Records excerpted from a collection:
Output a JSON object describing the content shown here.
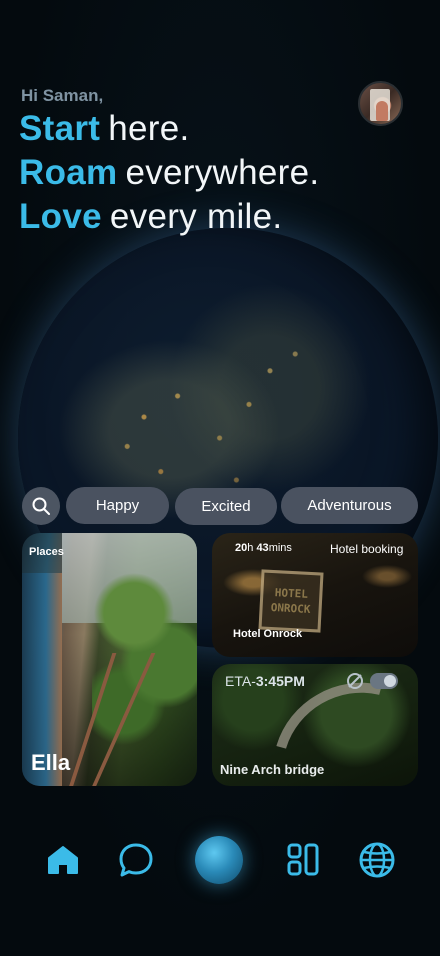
{
  "header": {
    "greeting": "Hi Saman,",
    "lines": [
      {
        "accent": "Start",
        "rest": "here."
      },
      {
        "accent": "Roam",
        "rest": "everywhere."
      },
      {
        "accent": "Love",
        "rest": "every mile."
      }
    ]
  },
  "moods": [
    "Happy",
    "Excited",
    "Adventurous"
  ],
  "cards": {
    "ella": {
      "category": "Places",
      "title": "Ella"
    },
    "hotel": {
      "duration_hours": "20",
      "duration_h_unit": "h",
      "duration_minutes": "43",
      "duration_m_unit": "mins",
      "tag": "Hotel booking",
      "sign_line1": "HOTEL",
      "sign_line2": "ONROCK",
      "title": "Hotel Onrock"
    },
    "bridge": {
      "eta_label": "ETA-",
      "eta_time": "3:45PM",
      "title": "Nine Arch bridge"
    }
  },
  "colors": {
    "accent": "#3bbbe8",
    "chip_bg": "#4a5260",
    "background": "#050b0f"
  },
  "icons": [
    "search-icon",
    "no-sign-icon",
    "home-icon",
    "chat-icon",
    "apps-icon",
    "globe-icon"
  ]
}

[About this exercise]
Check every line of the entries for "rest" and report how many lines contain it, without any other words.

[Exercise answer]
3